Personally, I prefer the old-standard #11 x-acto blade for most cutting work, but I have found that most handles just suck. The #1 handle is just far too small and light for my tastes, and I can easily see why that would lead to poor blade control. I have amassed quite a collection of oversize handles over the years, and while some are better the balance was just wrong on all of them. Eventually I just gave up and made my own handle with the proper size, weight, and balance.


Junior Member
I use sailorJohn's method that is outlined in his article Tools for easier and faster foamboad building. However, I use the blocks for all my cuts, not just hinges and straight cuts, but also rounded cuts. I find that I can put better pressure on the foamboard and keep the blade perfectly perpendicular. I highly recommend viewing his video as it has made my scratch building experience much better. Plus, once you get the blades set up right, it will just go through the foamboard (or half way or beveled) so I think it makes cutting through the foamboard easier, as all you have to do is get the block flat, press down and slide through without much worry as to whether it is going all the way through because it is. Therefore you can just concentrate on following the pattern.


edited to fix link


Amateur Extra Class K5TWM
I had that issue when I began with the Xacto # 11 bladed knives. I only use them now for fine radius cuts or other fine cuts prefering for general cutting a Stanley Utility Knife with its much bigger blade. It tends to travel much straighter in my cutting since a tiny change in my cutting doesn't have such a large effect as when a small blade is moved slightly askew.
For me the utility knife blades are easier to use and sharpen and have 2 cutting ends for extended use.

I use #11 blades for everything. I keep them razor sharp, if they start to drag I replace them with a new or re-sharpened blade. My suggestion Fbords would be to obtain a straight edge that is at least a 1/4" thick and metal. When you start your cut lay the blade against the straight edge, angled towards the handle (yourself) and keep as much of the blade as you can in contact with the straight edge. With a little practise you will find that you are putting less down pressure and more side pressure on the blade and your cuts will be perpendicular to your cutting surface.
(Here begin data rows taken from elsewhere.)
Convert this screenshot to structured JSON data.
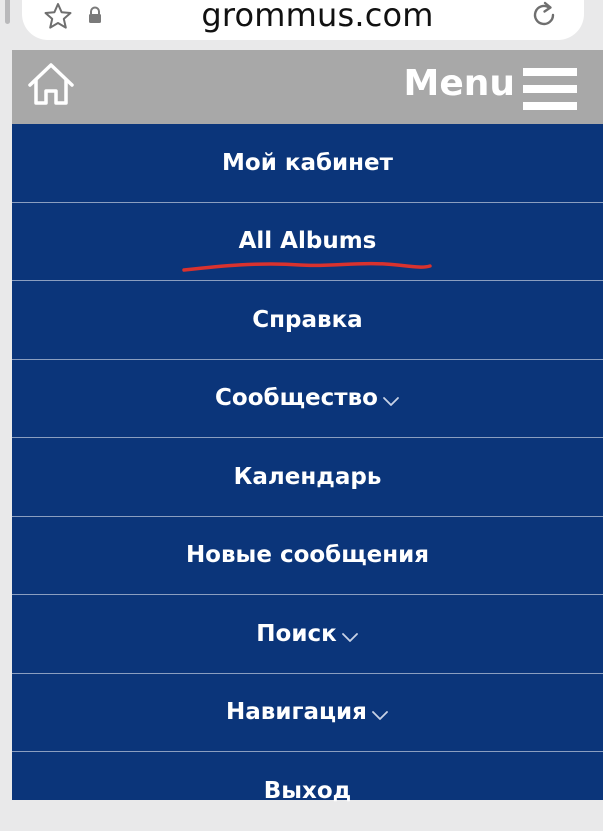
{
  "browser": {
    "url": "grommus.com",
    "icons": [
      "star-icon",
      "lock-icon",
      "reload-icon"
    ]
  },
  "header": {
    "menu_label": "Menu",
    "icons": [
      "home-icon",
      "hamburger-icon"
    ],
    "background": "#a8a8a8"
  },
  "nav": {
    "background": "#0b357a",
    "items": [
      {
        "label": "Мой кабинет",
        "has_dropdown": false
      },
      {
        "label": "All Albums",
        "has_dropdown": false
      },
      {
        "label": "Справка",
        "has_dropdown": false
      },
      {
        "label": "Сообщество",
        "has_dropdown": true
      },
      {
        "label": "Календарь",
        "has_dropdown": false
      },
      {
        "label": "Новые сообщения",
        "has_dropdown": false
      },
      {
        "label": "Поиск",
        "has_dropdown": true
      },
      {
        "label": "Навигация",
        "has_dropdown": true
      },
      {
        "label": "Выход",
        "has_dropdown": false
      }
    ]
  },
  "annotation": {
    "type": "hand-drawn underline",
    "color": "#d9322e",
    "target": "All Albums"
  }
}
As for your grip, try putting your index finger on top of the blade (control downward pressure) and pinch the handle between your thumb and second finger (control side pressure). I hope these couple of hints will improve your cuts, happy building! WJ.


I'm a care bear...Really?
I had that issue in the beginning but then I changed how I cut the foam. Keep the blade vertical and cut that line two or three times. Works for me.


CrossThread Industries
Try breaking off the tip of the #11 blade, too. That is what a lot of balsa guys do. The very fine point on the stock blade is wobbly and bends as you cut, especially if you are using tons of down pressure.


Junior Member
you could use a thin metal ruler with a slot to guide the blade, tacked with hot glue and on both edges of the foam to keep your blade 90 degrees upright. When you are done you could heat above the points that you tacked the ruler in place with and remove the glue hope this helps.


Senior Member
Reading through this thread made me realize that I am not on par with many of the builders here lol. I never care too much if my cuts are exactly 90 degrees. It doesn't seem to affect fit all that much in my opinion. However, I can see if you were building a really detailed plane for show where it would be an issue.